How can you be sure that your doctor is proficient at colon scans?

There probably is a range of skill and attentiveness when it comes to administering colon scans. Frankly, the public is at a disadvantage here, since there’s no way to evaluate the quality of the screening. In general, I would say your safest bet is to get your colon scanned at a facility that does a high volume of colon testing — that is, thousands of colon scans per year. As a patient, you can also help ensure a high-quality scan by carefully following all bowel-cleansing instructions beforehand.

Does diet play a role in colorectal cancer?

Diets high in beef, pork, lamb or grilled or processed meats have been strongly linked to increased risk for colorectal cancer, while a diet high in vegetables and fruits has been linked to a decreased risk. Other risk factors include physical inactivity, obesity, smoking, heavy alcohol use and type 2 diabetes. If you have any of these other risk factors, be sure to keep up with regular screenings.
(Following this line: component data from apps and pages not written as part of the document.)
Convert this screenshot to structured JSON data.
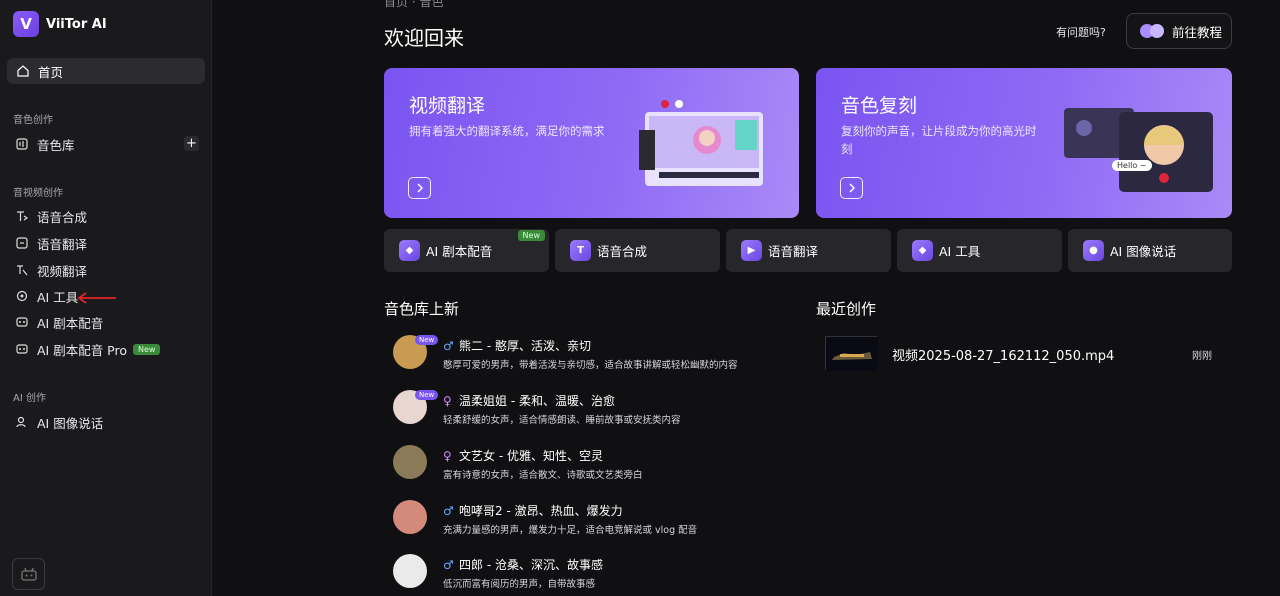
{
  "app": {
    "name": "ViiTor AI",
    "logo_letter": "V"
  },
  "sidebar": {
    "home": "首页",
    "sections": [
      {
        "label": "音色创作"
      },
      {
        "label": "音视频创作"
      },
      {
        "label": "AI 创作"
      }
    ],
    "voice_library": "音色库",
    "items": [
      {
        "label": "语音合成"
      },
      {
        "label": "语音翻译"
      },
      {
        "label": "视频翻译"
      },
      {
        "label": "AI 工具"
      },
      {
        "label": "AI 剧本配音"
      },
      {
        "label": "AI 剧本配音 Pro",
        "tag": "New"
      }
    ],
    "ai_image": "AI 图像说话"
  },
  "header": {
    "top_cut": "首页 · 音色",
    "welcome": "欢迎回来",
    "help_text": "有问题吗?",
    "tutorial_btn": "前往教程"
  },
  "heroes": [
    {
      "title": "视频翻译",
      "desc": "拥有着强大的翻译系统，满足你的需求"
    },
    {
      "title": "音色复刻",
      "desc": "复刻你的声音，让片段成为你的高光时刻",
      "art_label": "Hello ~"
    }
  ],
  "tools": [
    {
      "label": "AI 剧本配音",
      "tag": "New"
    },
    {
      "label": "语音合成"
    },
    {
      "label": "语音翻译"
    },
    {
      "label": "AI 工具"
    },
    {
      "label": "AI 图像说话"
    }
  ],
  "voice_section": {
    "title": "音色库上新",
    "voices": [
      {
        "name": "熊二 - 憨厚、活泼、亲切",
        "desc": "憨厚可爱的男声，带着活泼与亲切感，适合故事讲解或轻松幽默的内容",
        "gender": "♂",
        "tag": "New",
        "color": "#c89a52"
      },
      {
        "name": "温柔姐姐 - 柔和、温暖、治愈",
        "desc": "轻柔舒缓的女声，适合情感朗读、睡前故事或安抚类内容",
        "gender": "♀",
        "tag": "New",
        "color": "#e8d6d0"
      },
      {
        "name": "文艺女 - 优雅、知性、空灵",
        "desc": "富有诗意的女声，适合散文、诗歌或文艺类旁白",
        "gender": "♀",
        "color": "#8a7a58"
      },
      {
        "name": "咆哮哥2 - 激昂、热血、爆发力",
        "desc": "充满力量感的男声，爆发力十足，适合电竞解说或 vlog 配音",
        "gender": "♂",
        "color": "#d48a7a"
      },
      {
        "name": "四郎 - 沧桑、深沉、故事感",
        "desc": "低沉而富有阅历的男声，自带故事感",
        "gender": "♂",
        "color": "#eaeaea"
      }
    ]
  },
  "recent_section": {
    "title": "最近创作",
    "items": [
      {
        "name": "视频2025-08-27_162112_050.mp4",
        "time": "刚刚"
      }
    ]
  },
  "colors": {
    "accent": "#7a54f0",
    "male": "#6aa8ff",
    "female": "#d28cff"
  }
}
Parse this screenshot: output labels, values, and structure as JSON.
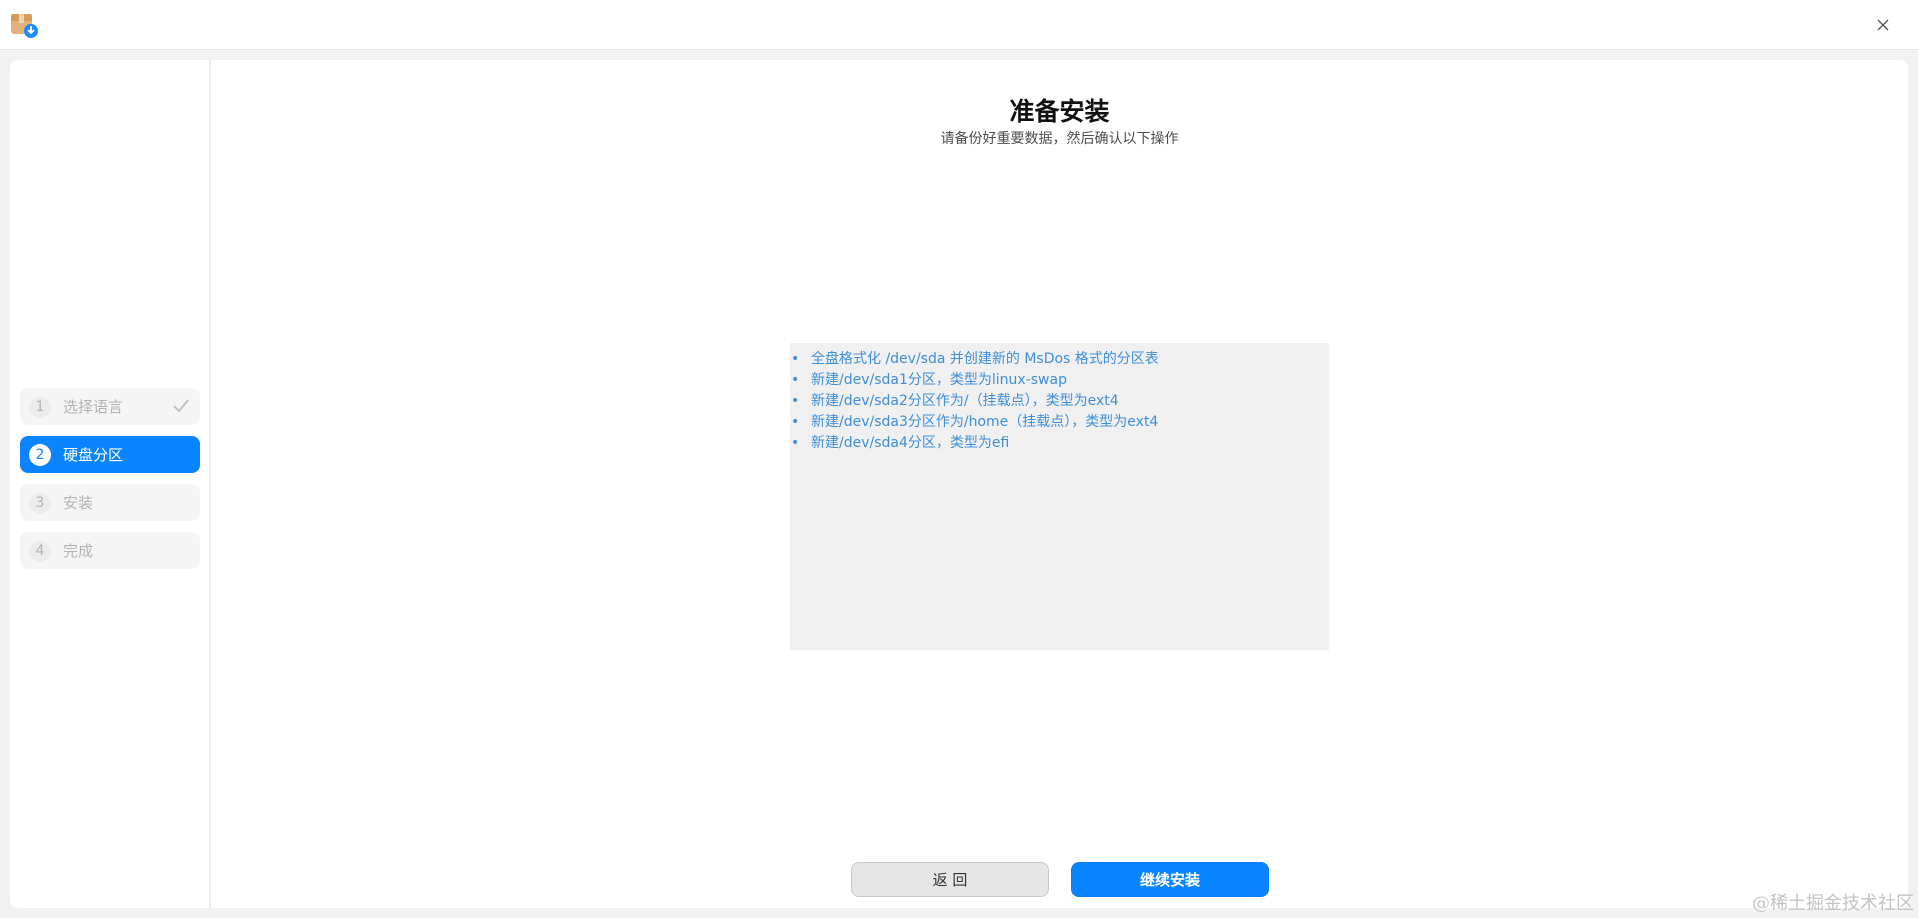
{
  "window": {
    "app_icon": "installer-package-icon",
    "close_icon": "close-icon"
  },
  "sidebar": {
    "steps": [
      {
        "number": "1",
        "label": "选择语言",
        "state": "done"
      },
      {
        "number": "2",
        "label": "硬盘分区",
        "state": "active"
      },
      {
        "number": "3",
        "label": "安装",
        "state": "pending"
      },
      {
        "number": "4",
        "label": "完成",
        "state": "pending"
      }
    ]
  },
  "main": {
    "title": "准备安装",
    "subtitle": "请备份好重要数据，然后确认以下操作",
    "operations": [
      "全盘格式化 /dev/sda 并创建新的 MsDos 格式的分区表",
      "新建/dev/sda1分区，类型为linux-swap",
      "新建/dev/sda2分区作为/（挂载点），类型为ext4",
      "新建/dev/sda3分区作为/home（挂载点），类型为ext4",
      "新建/dev/sda4分区，类型为efi"
    ],
    "back_label": "返 回",
    "continue_label": "继续安装"
  },
  "watermark": "@稀土掘金技术社区",
  "colors": {
    "accent": "#0a84ff",
    "operation_text": "#3f8fd8"
  }
}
Pros and cons of various types of colon screenings…

Flexible sigmoidoscopy. The doctor looks at the last two feet of the colon using a flexible tube with a camera on the end.

Pros: Takes 10 to 20 minutes… minimal bowel prep required… sedation usually not used… specialist not required.

Cons: Has to be repeated every five years… examines only the one-third of the colon where about 65% of precancerous polyps are found… can’t remove all polyps… may cause discomfort… small risk of bleeding, infection or bowel tear… follow-up colonoscopy will be needed to check the rest of the colon if abnormalities are found.

Colonoscopy. The doctor looks at the entire colon using a longer version of the tube used in sigmoidoscopy.

Pros: Can usually view entire colon… doctor can remove polyps during the procedure and immediately have them biopsied… needs to be done only every 10 years in most cases… can diagnose other diseases, too — such as ulcerative colitis and Crohn’s disease.

Cons: Can miss small polyps… full bowel preparation needed… more expensive than other forms of testing… sedation usually needed… small risk of bleeding, bowel tears or infection.

Virtual colonoscopy. Also known as CT colonography. Air is pumped into the colon, and a CT-scanner is then used to take multiple images of the colon.

Pros: Noninvasive… takes only 10 minutes… can usually view entire colon… no sedation needed.

Cons: Needs to be repeated every five years… can miss small polyps… full bowel preparation needed… doctor can’t remove polyps during testing… follow-up colonoscopy will be needed if abnormalities are found.

Double-contrast barium enema. Barium sulfate and air are pumped into the colon, which is then X-rayed to look for abnormalities.

Pros: Noninvasive… can usually view entire colon… relatively safe… no sedation needed.

Cons: Needs to be repeated every five years… can miss small polyps… full bowel preparation needed… doctor can’t remove polyps during testing… follow-up colonoscopy will be needed if abnormalities are found.